Nissan to slash Japanese production in May due to chip shortage - sources

Maki Shiraki
·2-min read
FILE PHOTO: The brand logo of Nissan Motor Corp. is displayed during a press preview of the company's new Ariya all-battery SUV in Yokohama

By Maki Shiraki

TOKYO (Reuters) -Nissan Motor Co will slash production at severalfactories in Japan next month, three sources with direct knowledge of the plan told Reuters on Thursday, in the latest hit to an automaker from a global shortage of semiconductors. Japan's third-largest automaker will idle its factory inKyushu, southern Japan, for eight days between May 10 and 19,the sources said, declining to be identified because the plan isnot public.

The plant, which assembles the Serena minivan,X-Trail SUV and other models, will aim to make up for lostproduction once the supply of chips returns, the people said.
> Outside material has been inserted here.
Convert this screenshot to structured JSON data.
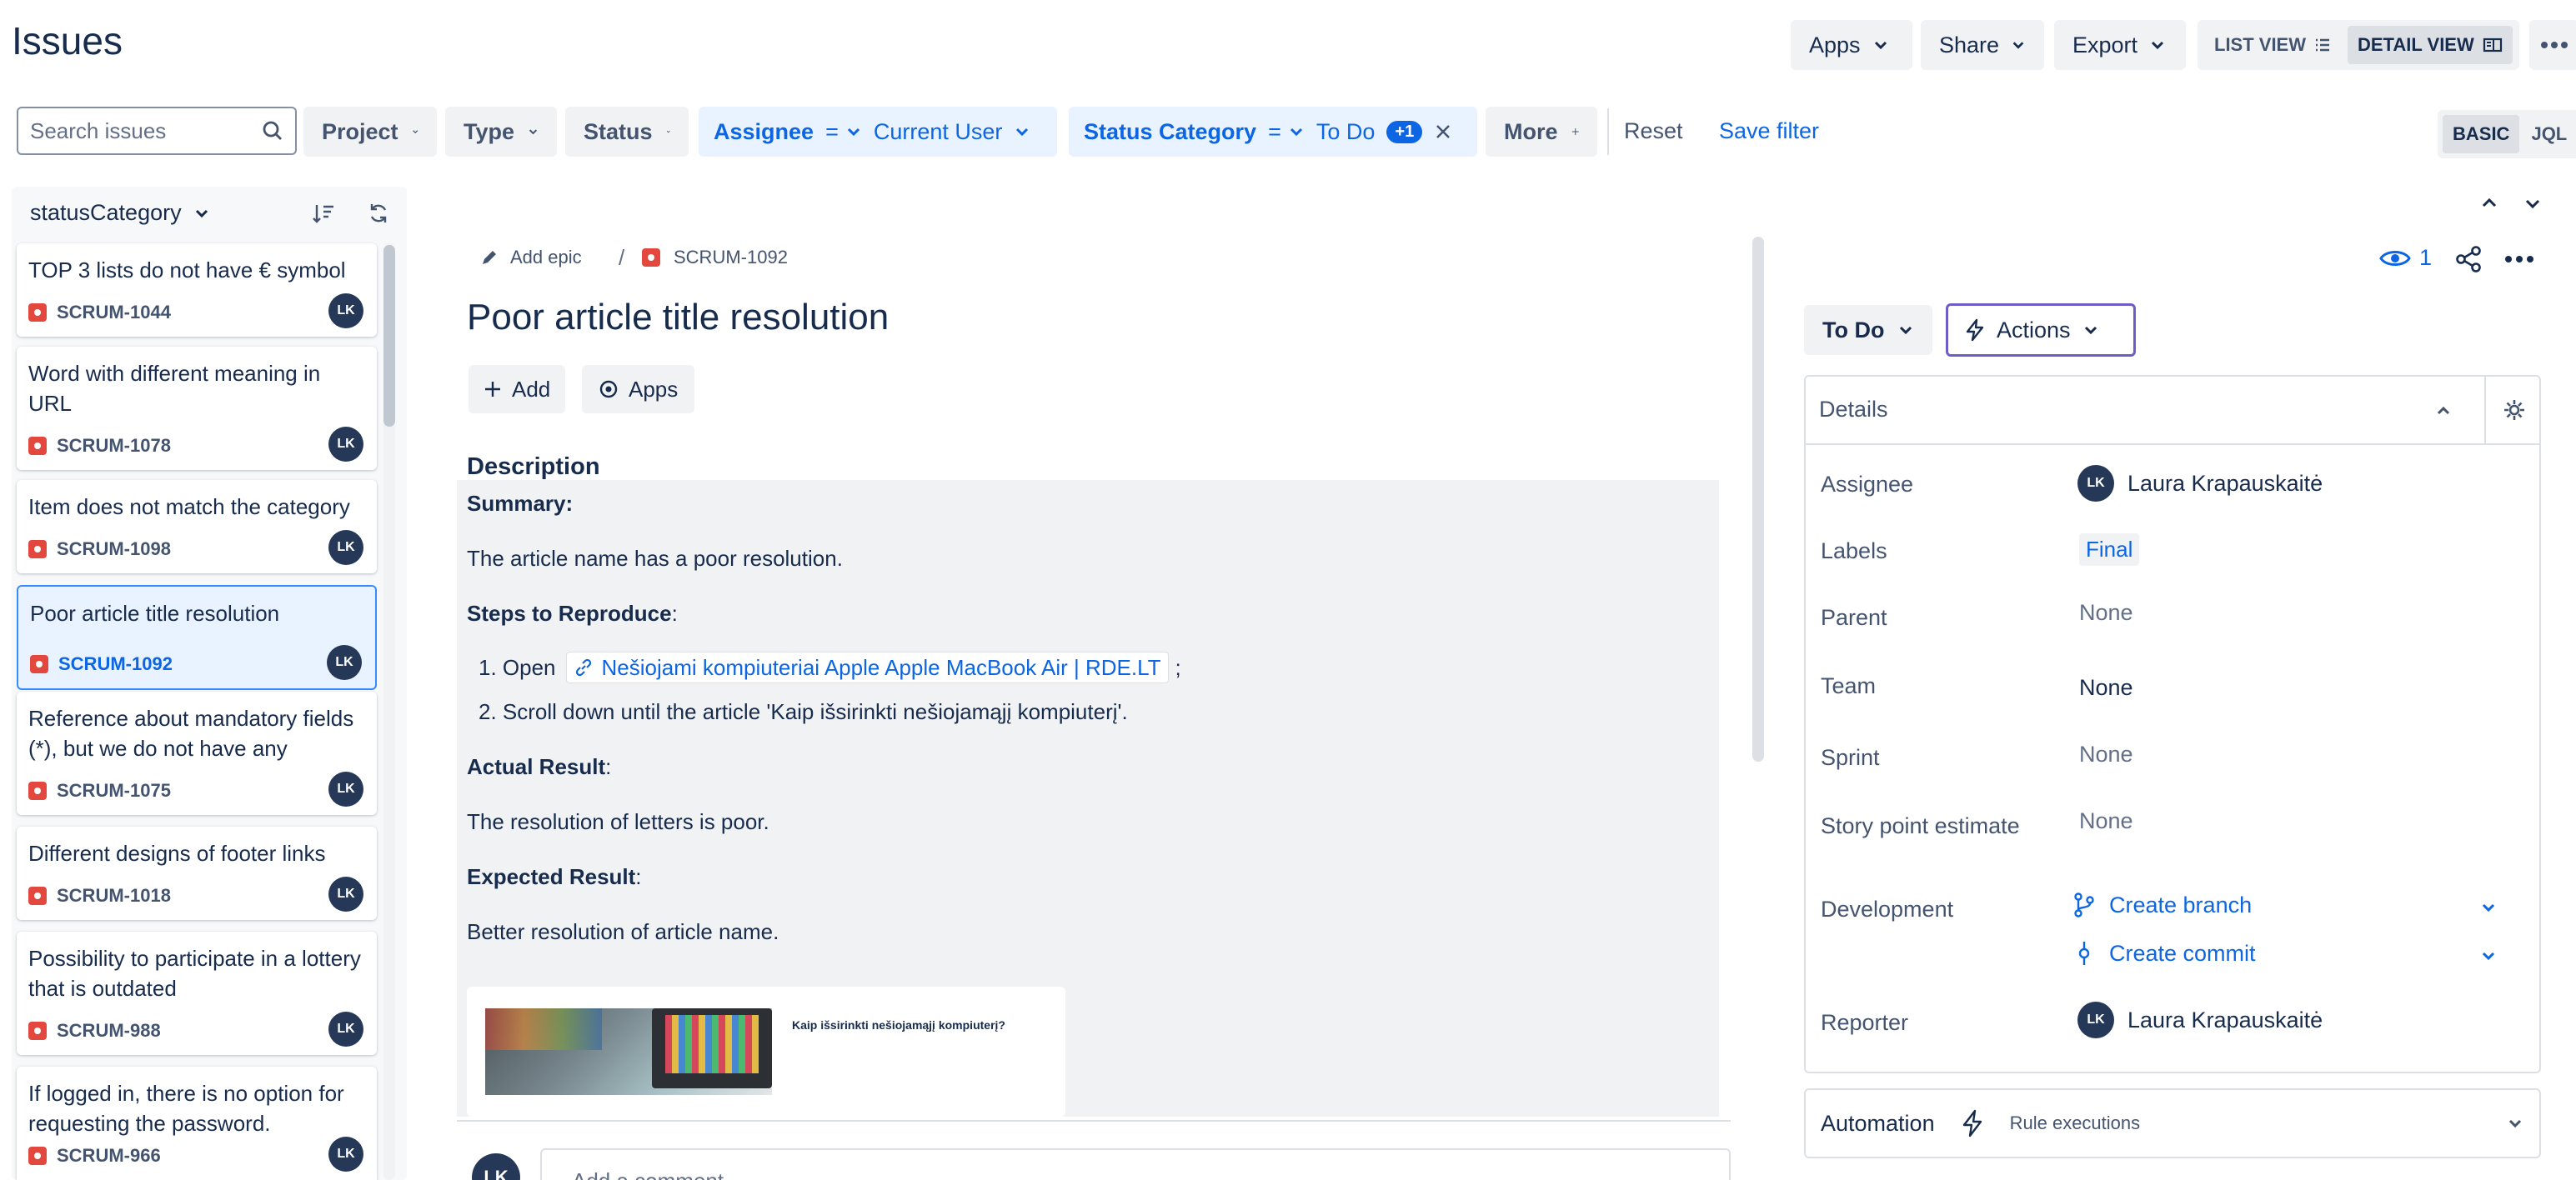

Two other domestic assembly plants, the Oppama plant and a Nissan Shatai factory in Kyushu, will cancel the night shift over 15 days between May 10-28, and a fourth factory in Tochigi, eastern Japan, will idle for 10 previously unplanned days next month, the sources said.

"Due to the (global chip) shortage, Nissan is adjusting production and is taking necessary actions to ensure recovery," a Nissan spokesman said, without elaborating.

Chip shortages resulting from winter storms as well as a fire at a Japanese chip-making factory have cost the global auto industry tens of thousands of vehicles in lost production, with the heaviest impact in North America.

The chip scarcity is also a result of increased demand from the consumer electronics industry as people worked from home and played more video games during the health crisis. Sanctions against Chinese technology companies have also played a role.

Many Japanese auto factories are due to be closed for nearly two weeks as part of the "Golden Week" holidays starting in late April. With the latest decision, Nissan's Kyushu factory will only operate for seven days, the sources said.

Nissan USA earlier announced production adjustments for its North American operations.

(Reporting by Maki Shiraki. Writing by Chang-Ran Kim. Editing by David Dolan and Mark Potter)